Coping with a terminal illness is hard for the whole family. When a friend or family member is diagnosed with a serious disease or illness, it can be difficult to know how to help. From offering practical help to emotional support, there are many ways you can help someone who is seriously ill, but they may not feel ready to accept help just yet. The best thing you can do is let them know you’re there for them, and visit regularly if you don’t live in the same house.
Your relative could feel confused, angry and upset, and may behave differently towards you as they accept their diagnosis. This is normal and usually passes, so don’t retract your support when they need it the most. Here are some ways you can help your loved one throughout their illness.
Hire a carer
Many people feel obliged to step up and care for their relatives in times like these, and become the primary carer. However, there are many benefits to hiring a professional carer with experience in terminal illnesses. You’ll have extra support around the house, and your relationship with your loved one doesn’t have to change too much. If you have a home care worker, you can both look forward to the time you spend together which will be separate from the palliative care provided. Your loved one may not be comfortable with you having to complete some personal care tasks for them, even though you would do them with dignity and respect.
Do what they enjoy

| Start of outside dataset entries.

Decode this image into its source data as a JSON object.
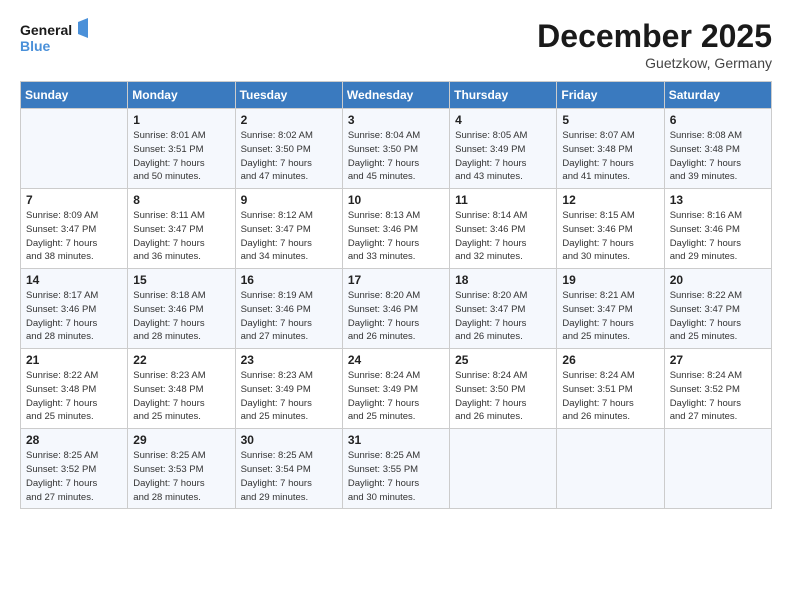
{
  "logo": {
    "line1": "General",
    "line2": "Blue"
  },
  "title": "December 2025",
  "location": "Guetzkow, Germany",
  "days_of_week": [
    "Sunday",
    "Monday",
    "Tuesday",
    "Wednesday",
    "Thursday",
    "Friday",
    "Saturday"
  ],
  "weeks": [
    [
      {
        "day": "",
        "sunrise": "",
        "sunset": "",
        "daylight": ""
      },
      {
        "day": "1",
        "sunrise": "Sunrise: 8:01 AM",
        "sunset": "Sunset: 3:51 PM",
        "daylight": "Daylight: 7 hours and 50 minutes."
      },
      {
        "day": "2",
        "sunrise": "Sunrise: 8:02 AM",
        "sunset": "Sunset: 3:50 PM",
        "daylight": "Daylight: 7 hours and 47 minutes."
      },
      {
        "day": "3",
        "sunrise": "Sunrise: 8:04 AM",
        "sunset": "Sunset: 3:50 PM",
        "daylight": "Daylight: 7 hours and 45 minutes."
      },
      {
        "day": "4",
        "sunrise": "Sunrise: 8:05 AM",
        "sunset": "Sunset: 3:49 PM",
        "daylight": "Daylight: 7 hours and 43 minutes."
      },
      {
        "day": "5",
        "sunrise": "Sunrise: 8:07 AM",
        "sunset": "Sunset: 3:48 PM",
        "daylight": "Daylight: 7 hours and 41 minutes."
      },
      {
        "day": "6",
        "sunrise": "Sunrise: 8:08 AM",
        "sunset": "Sunset: 3:48 PM",
        "daylight": "Daylight: 7 hours and 39 minutes."
      }
    ],
    [
      {
        "day": "7",
        "sunrise": "Sunrise: 8:09 AM",
        "sunset": "Sunset: 3:47 PM",
        "daylight": "Daylight: 7 hours and 38 minutes."
      },
      {
        "day": "8",
        "sunrise": "Sunrise: 8:11 AM",
        "sunset": "Sunset: 3:47 PM",
        "daylight": "Daylight: 7 hours and 36 minutes."
      },
      {
        "day": "9",
        "sunrise": "Sunrise: 8:12 AM",
        "sunset": "Sunset: 3:47 PM",
        "daylight": "Daylight: 7 hours and 34 minutes."
      },
      {
        "day": "10",
        "sunrise": "Sunrise: 8:13 AM",
        "sunset": "Sunset: 3:46 PM",
        "daylight": "Daylight: 7 hours and 33 minutes."
      },
      {
        "day": "11",
        "sunrise": "Sunrise: 8:14 AM",
        "sunset": "Sunset: 3:46 PM",
        "daylight": "Daylight: 7 hours and 32 minutes."
      },
      {
        "day": "12",
        "sunrise": "Sunrise: 8:15 AM",
        "sunset": "Sunset: 3:46 PM",
        "daylight": "Daylight: 7 hours and 30 minutes."
      },
      {
        "day": "13",
        "sunrise": "Sunrise: 8:16 AM",
        "sunset": "Sunset: 3:46 PM",
        "daylight": "Daylight: 7 hours and 29 minutes."
      }
    ],
    [
      {
        "day": "14",
        "sunrise": "Sunrise: 8:17 AM",
        "sunset": "Sunset: 3:46 PM",
        "daylight": "Daylight: 7 hours and 28 minutes."
      },
      {
        "day": "15",
        "sunrise": "Sunrise: 8:18 AM",
        "sunset": "Sunset: 3:46 PM",
        "daylight": "Daylight: 7 hours and 28 minutes."
      },
      {
        "day": "16",
        "sunrise": "Sunrise: 8:19 AM",
        "sunset": "Sunset: 3:46 PM",
        "daylight": "Daylight: 7 hours and 27 minutes."
      },
      {
        "day": "17",
        "sunrise": "Sunrise: 8:20 AM",
        "sunset": "Sunset: 3:46 PM",
        "daylight": "Daylight: 7 hours and 26 minutes."
      },
      {
        "day": "18",
        "sunrise": "Sunrise: 8:20 AM",
        "sunset": "Sunset: 3:47 PM",
        "daylight": "Daylight: 7 hours and 26 minutes."
      },
      {
        "day": "19",
        "sunrise": "Sunrise: 8:21 AM",
        "sunset": "Sunset: 3:47 PM",
        "daylight": "Daylight: 7 hours and 25 minutes."
      },
      {
        "day": "20",
        "sunrise": "Sunrise: 8:22 AM",
        "sunset": "Sunset: 3:47 PM",
        "daylight": "Daylight: 7 hours and 25 minutes."
      }
    ],
    [
      {
        "day": "21",
        "sunrise": "Sunrise: 8:22 AM",
        "sunset": "Sunset: 3:48 PM",
        "daylight": "Daylight: 7 hours and 25 minutes."
      },
      {
        "day": "22",
        "sunrise": "Sunrise: 8:23 AM",
        "sunset": "Sunset: 3:48 PM",
        "daylight": "Daylight: 7 hours and 25 minutes."
      },
      {
        "day": "23",
        "sunrise": "Sunrise: 8:23 AM",
        "sunset": "Sunset: 3:49 PM",
        "daylight": "Daylight: 7 hours and 25 minutes."
      },
      {
        "day": "24",
        "sunrise": "Sunrise: 8:24 AM",
        "sunset": "Sunset: 3:49 PM",
        "daylight": "Daylight: 7 hours and 25 minutes."
      },
      {
        "day": "25",
        "sunrise": "Sunrise: 8:24 AM",
        "sunset": "Sunset: 3:50 PM",
        "daylight": "Daylight: 7 hours and 26 minutes."
      },
      {
        "day": "26",
        "sunrise": "Sunrise: 8:24 AM",
        "sunset": "Sunset: 3:51 PM",
        "daylight": "Daylight: 7 hours and 26 minutes."
      },
      {
        "day": "27",
        "sunrise": "Sunrise: 8:24 AM",
        "sunset": "Sunset: 3:52 PM",
        "daylight": "Daylight: 7 hours and 27 minutes."
      }
    ],
    [
      {
        "day": "28",
        "sunrise": "Sunrise: 8:25 AM",
        "sunset": "Sunset: 3:52 PM",
        "daylight": "Daylight: 7 hours and 27 minutes."
      },
      {
        "day": "29",
        "sunrise": "Sunrise: 8:25 AM",
        "sunset": "Sunset: 3:53 PM",
        "daylight": "Daylight: 7 hours and 28 minutes."
      },
      {
        "day": "30",
        "sunrise": "Sunrise: 8:25 AM",
        "sunset": "Sunset: 3:54 PM",
        "daylight": "Daylight: 7 hours and 29 minutes."
      },
      {
        "day": "31",
        "sunrise": "Sunrise: 8:25 AM",
        "sunset": "Sunset: 3:55 PM",
        "daylight": "Daylight: 7 hours and 30 minutes."
      },
      {
        "day": "",
        "sunrise": "",
        "sunset": "",
        "daylight": ""
      },
      {
        "day": "",
        "sunrise": "",
        "sunset": "",
        "daylight": ""
      },
      {
        "day": "",
        "sunrise": "",
        "sunset": "",
        "daylight": ""
      }
    ]
  ]
}
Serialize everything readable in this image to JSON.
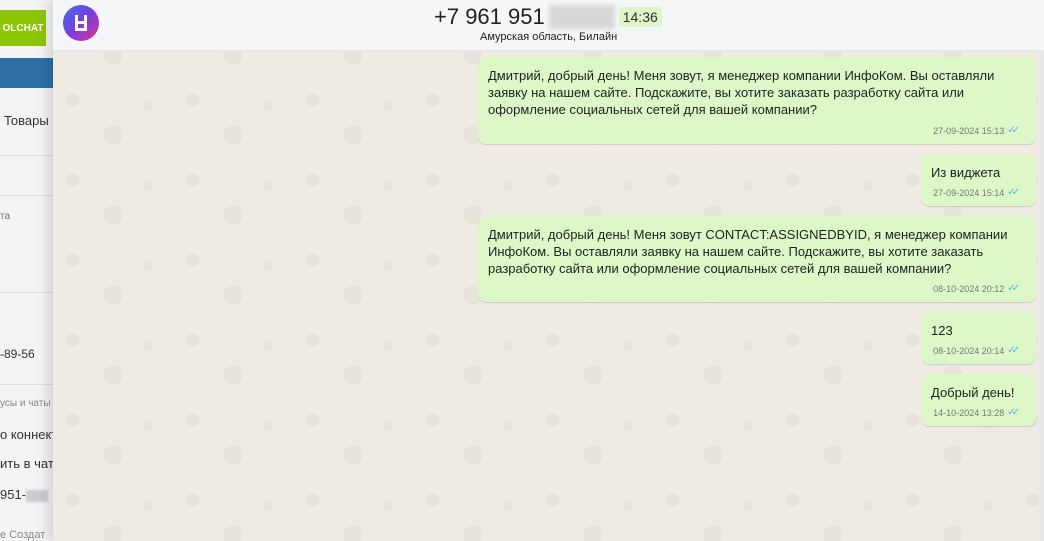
{
  "left_panel": {
    "brand_label": "OLCHAT",
    "tab_label": "Товары",
    "text_fragment_1": "та",
    "phone_fragment": "-89-56",
    "section_label": "усы и чаты",
    "connector_label": "о коннекто",
    "chat_label": "ить в чат",
    "phone_prefix": "951-",
    "create_label": "е  Создат"
  },
  "header": {
    "phone": "+7 961 951",
    "time": "14:36",
    "region": "Амурская область, Билайн"
  },
  "messages": [
    {
      "text": "Дмитрий, добрый день! Меня зовут, я менеджер компании ИнфоКом. Вы оставляли заявку на нашем сайте. Подскажите, вы хотите заказать разработку сайта или оформление социальных сетей для вашей компании?",
      "time": "27-09-2024 15:13"
    },
    {
      "text": "Из виджета",
      "time": "27-09-2024 15:14"
    },
    {
      "text": "Дмитрий, добрый день! Меня зовут CONTACT:ASSIGNEDBYID, я менеджер компании ИнфоКом. Вы оставляли заявку на нашем сайте. Подскажите, вы хотите заказать разработку сайта или оформление социальных сетей для вашей компании?",
      "time": "08-10-2024 20:12"
    },
    {
      "text": "123",
      "time": "08-10-2024 20:14"
    },
    {
      "text": "Добрый день!",
      "time": "14-10-2024 13:28"
    }
  ],
  "colors": {
    "brand": "#8cc600",
    "bubble": "#dcf8c6",
    "ticks": "#4fb6ec",
    "chat_bg": "#efeae2"
  }
}
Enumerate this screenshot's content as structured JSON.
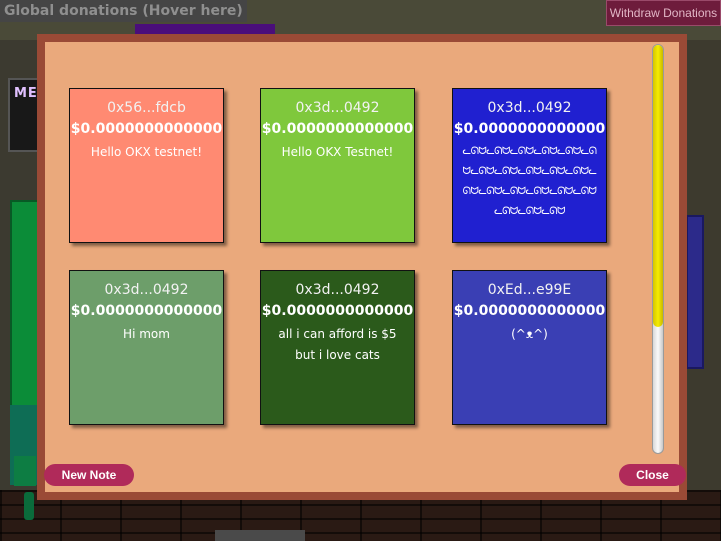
{
  "header": {
    "global_label": "Global donations (Hover here)",
    "withdraw_label": "Withdraw Donations"
  },
  "scene": {
    "side_label": "MEN"
  },
  "modal": {
    "new_note_label": "New Note",
    "close_label": "Close",
    "notes": [
      {
        "address": "0x56...fdcb",
        "amount": "$0.0000000000000",
        "message": "Hello OKX testnet!",
        "color": "#ff8a72"
      },
      {
        "address": "0x3d...0492",
        "amount": "$0.0000000000000",
        "message": "Hello OKX Testnet!",
        "color": "#7fc83c"
      },
      {
        "address": "0x3d...0492",
        "amount": "$0.0000000000000",
        "message": "ᓚᘏᗢᓚᘏᗢᓚᘏᗢᓚᘏᗢᓚᘏᗢᓚᘏᗢᓚᘏᗢᓚᘏᗢᓚᘏᗢᓚᘏᗢᓚᘏᗢᓚᘏᗢᓚᘏᗢᓚᘏᗢᓚᘏᗢᓚᘏᗢᓚᘏᗢᓚᘏᗢᓚᘏᗢᓚᘏᗢ",
        "color": "#2020d0"
      },
      {
        "address": "0x3d...0492",
        "amount": "$0.0000000000000",
        "message": "Hi mom",
        "color": "#6d9e6a"
      },
      {
        "address": "0x3d...0492",
        "amount": "$0.0000000000000",
        "message": "all i can afford is $5 but i love cats",
        "color": "#2b5a1b"
      },
      {
        "address": "0xEd...e99E",
        "amount": "$0.0000000000000",
        "message": "(^ᴥ^)",
        "color": "#3a3fb4"
      }
    ]
  },
  "scrollbar": {
    "thumb_fraction": 0.69
  }
}
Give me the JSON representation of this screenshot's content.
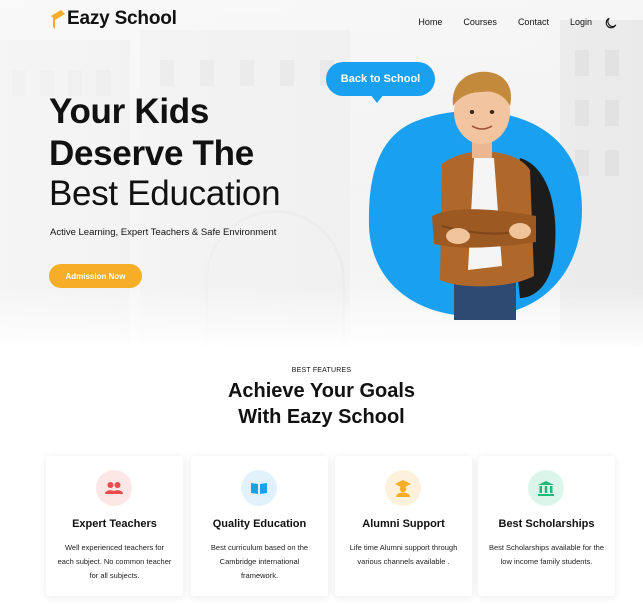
{
  "brand": {
    "name": "Eazy School",
    "accent": "#f6ad27",
    "blue": "#1aa0f0"
  },
  "nav": {
    "items": [
      {
        "label": "Home"
      },
      {
        "label": "Courses"
      },
      {
        "label": "Contact"
      },
      {
        "label": "Login"
      }
    ],
    "theme_icon": "moon-icon"
  },
  "hero": {
    "title_line1": "Your Kids",
    "title_line2": "Deserve The",
    "title_line3": "Best Education",
    "tagline": "Active Learning, Expert Teachers & Safe Environment",
    "cta_label": "Admission Now",
    "bubble_text": "Back to School"
  },
  "features": {
    "eyebrow": "BEST FEATURES",
    "title_line1": "Achieve Your Goals",
    "title_line2": "With Eazy School",
    "cards": [
      {
        "title": "Expert Teachers",
        "description": "Well experienced teachers for each subject. No common teacher for all subjects.",
        "icon": "users-icon",
        "icon_bg": "#fde6e6",
        "icon_color": "#e94b4b"
      },
      {
        "title": "Quality Education",
        "description": "Best curriculum based on the Cambridge international framework.",
        "icon": "book-icon",
        "icon_bg": "#e1f2fc",
        "icon_color": "#1aa0f0"
      },
      {
        "title": "Alumni Support",
        "description": "Life time Alumni support through various channels available .",
        "icon": "graduate-icon",
        "icon_bg": "#fdf1dc",
        "icon_color": "#f6ad27"
      },
      {
        "title": "Best Scholarships",
        "description": "Best Scholarships available for the low income family students.",
        "icon": "bank-icon",
        "icon_bg": "#dcf5ea",
        "icon_color": "#1fb877"
      }
    ]
  }
}
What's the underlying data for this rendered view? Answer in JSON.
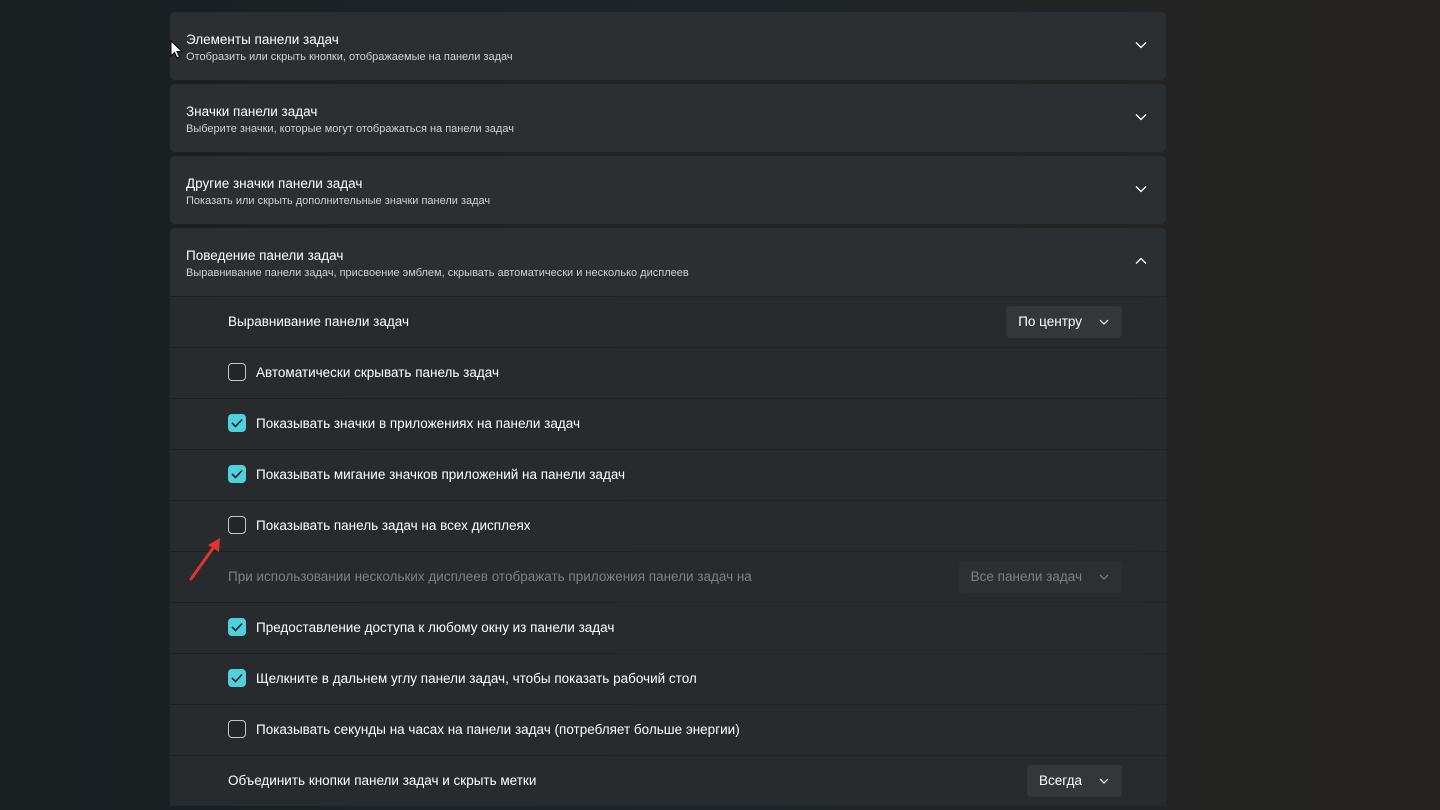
{
  "sections": [
    {
      "title": "Элементы панели задач",
      "subtitle": "Отобразить или скрыть кнопки, отображаемые на панели задач",
      "expanded": false
    },
    {
      "title": "Значки панели задач",
      "subtitle": "Выберите значки, которые могут отображаться на панели задач",
      "expanded": false
    },
    {
      "title": "Другие значки панели задач",
      "subtitle": "Показать или скрыть дополнительные значки панели задач",
      "expanded": false
    },
    {
      "title": "Поведение панели задач",
      "subtitle": "Выравнивание панели задач, присвоение эмблем, скрывать автоматически и несколько дисплеев",
      "expanded": true
    }
  ],
  "behavior": {
    "alignment": {
      "label": "Выравнивание панели задач",
      "value": "По центру"
    },
    "autohide": {
      "label": "Автоматически скрывать панель задач",
      "checked": false
    },
    "badges": {
      "label": "Показывать значки в приложениях на панели задач",
      "checked": true
    },
    "flashing": {
      "label": "Показывать мигание значков приложений на панели задач",
      "checked": true
    },
    "all_displays": {
      "label": "Показывать панель задач на всех дисплеях",
      "checked": false
    },
    "multi_display": {
      "label": "При использовании нескольких дисплеев отображать приложения панели задач на",
      "value": "Все панели задач",
      "disabled": true
    },
    "share_window": {
      "label": "Предоставление доступа к любому окну из панели задач",
      "checked": true
    },
    "far_corner": {
      "label": "Щелкните в дальнем углу панели задач, чтобы показать рабочий стол",
      "checked": true
    },
    "seconds": {
      "label": "Показывать секунды на часах на панели задач (потребляет больше энергии)",
      "checked": false
    },
    "combine": {
      "label": "Объединить кнопки панели задач и скрыть метки",
      "value": "Всегда"
    }
  },
  "colors": {
    "accent": "#4fd1dd",
    "annotation_arrow": "#e0342c"
  },
  "icons": {
    "collapsed": "chevron-down-icon",
    "expanded": "chevron-up-icon",
    "check": "checkmark-icon",
    "pointer": "mouse-cursor-icon",
    "annotation": "red-arrow-icon"
  }
}
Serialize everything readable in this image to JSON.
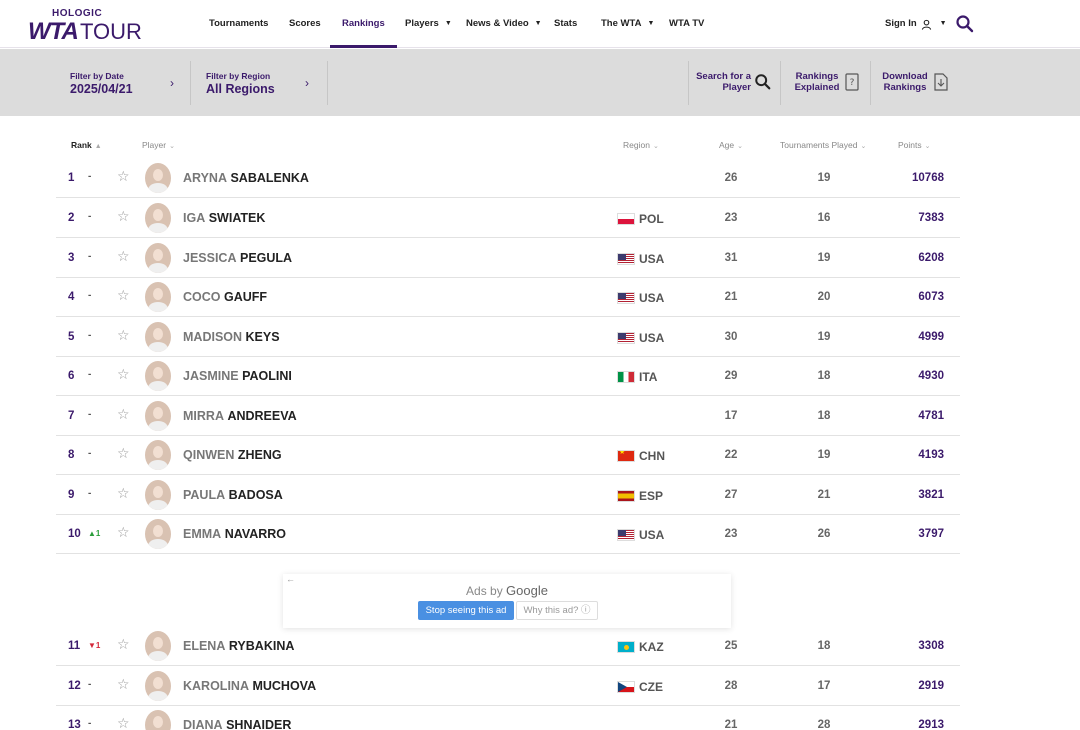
{
  "header": {
    "logo_sponsor": "HOLOGIC",
    "logo_wta": "WTA",
    "logo_tour": "TOUR",
    "nav": [
      {
        "label": "Tournaments"
      },
      {
        "label": "Scores"
      },
      {
        "label": "Rankings"
      },
      {
        "label": "Players"
      },
      {
        "label": "News & Video"
      },
      {
        "label": "Stats"
      },
      {
        "label": "The WTA"
      },
      {
        "label": "WTA TV"
      }
    ],
    "signin_label": "Sign In"
  },
  "filters": {
    "date_label": "Filter by Date",
    "date_value": "2025/04/21",
    "region_label": "Filter by Region",
    "region_value": "All Regions",
    "search_line1": "Search for a",
    "search_line2": "Player",
    "explained_line1": "Rankings",
    "explained_line2": "Explained",
    "download_line1": "Download",
    "download_line2": "Rankings"
  },
  "columns": {
    "rank": "Rank",
    "player": "Player",
    "region": "Region",
    "age": "Age",
    "tournaments": "Tournaments Played",
    "points": "Points"
  },
  "rows": [
    {
      "rank": "1",
      "move": "-",
      "first": "ARYNA",
      "last": "SABALENKA",
      "region": "",
      "age": "26",
      "played": "19",
      "points": "10768"
    },
    {
      "rank": "2",
      "move": "-",
      "first": "IGA",
      "last": "SWIATEK",
      "region": "POL",
      "age": "23",
      "played": "16",
      "points": "7383"
    },
    {
      "rank": "3",
      "move": "-",
      "first": "JESSICA",
      "last": "PEGULA",
      "region": "USA",
      "age": "31",
      "played": "19",
      "points": "6208"
    },
    {
      "rank": "4",
      "move": "-",
      "first": "COCO",
      "last": "GAUFF",
      "region": "USA",
      "age": "21",
      "played": "20",
      "points": "6073"
    },
    {
      "rank": "5",
      "move": "-",
      "first": "MADISON",
      "last": "KEYS",
      "region": "USA",
      "age": "30",
      "played": "19",
      "points": "4999"
    },
    {
      "rank": "6",
      "move": "-",
      "first": "JASMINE",
      "last": "PAOLINI",
      "region": "ITA",
      "age": "29",
      "played": "18",
      "points": "4930"
    },
    {
      "rank": "7",
      "move": "-",
      "first": "MIRRA",
      "last": "ANDREEVA",
      "region": "",
      "age": "17",
      "played": "18",
      "points": "4781"
    },
    {
      "rank": "8",
      "move": "-",
      "first": "QINWEN",
      "last": "ZHENG",
      "region": "CHN",
      "age": "22",
      "played": "19",
      "points": "4193"
    },
    {
      "rank": "9",
      "move": "-",
      "first": "PAULA",
      "last": "BADOSA",
      "region": "ESP",
      "age": "27",
      "played": "21",
      "points": "3821"
    },
    {
      "rank": "10",
      "move": "▲1",
      "first": "EMMA",
      "last": "NAVARRO",
      "region": "USA",
      "age": "23",
      "played": "26",
      "points": "3797"
    },
    {
      "rank": "11",
      "move": "▼1",
      "first": "ELENA",
      "last": "RYBAKINA",
      "region": "KAZ",
      "age": "25",
      "played": "18",
      "points": "3308"
    },
    {
      "rank": "12",
      "move": "-",
      "first": "KAROLINA",
      "last": "MUCHOVA",
      "region": "CZE",
      "age": "28",
      "played": "17",
      "points": "2919"
    },
    {
      "rank": "13",
      "move": "-",
      "first": "DIANA",
      "last": "SHNAIDER",
      "region": "",
      "age": "21",
      "played": "28",
      "points": "2913"
    }
  ],
  "ad": {
    "back": "←",
    "ads_by": "Ads by",
    "brand": "Google",
    "stop": "Stop seeing this ad",
    "why": "Why this ad? ⓘ"
  }
}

When a person has little time left, it’s essential to give them as many happy and memorable experiences as possible. What do they consider the pleasures in life? From visiting the garden centre, going for a walk in the local park or watching their favourite TV show, make sure you plan lots of things they enjoy and can look forward to. Even making your loved one’s favourite meal can be a nice gesture they will appreciate. Also be aware that they might like some time on their own too, to read or take part in another quiet activity, as lots of visitors in one room can be overwhelming.
Be a good listener
The most important thing to do is to be there for your loved one when they need to talk. Lend your ears if and when they are needed, but don’t force conversation – your relative may not be ready to talk about their feelings yet. If the person blocks out worries and fears for a long period and refuses to talk about them, feelings can become impossible to deal with. Depression can also affect people who have been diagnosed with a terminal illness, if they feel like they can’t cope. If they don’t want to talk to you then suggest a doctor or a counsellor, or a support group so they can meet people in a similar situation.
Dealing with a terminal illness is difficult for everyone involved, so remember to take care of your own wellbeing too.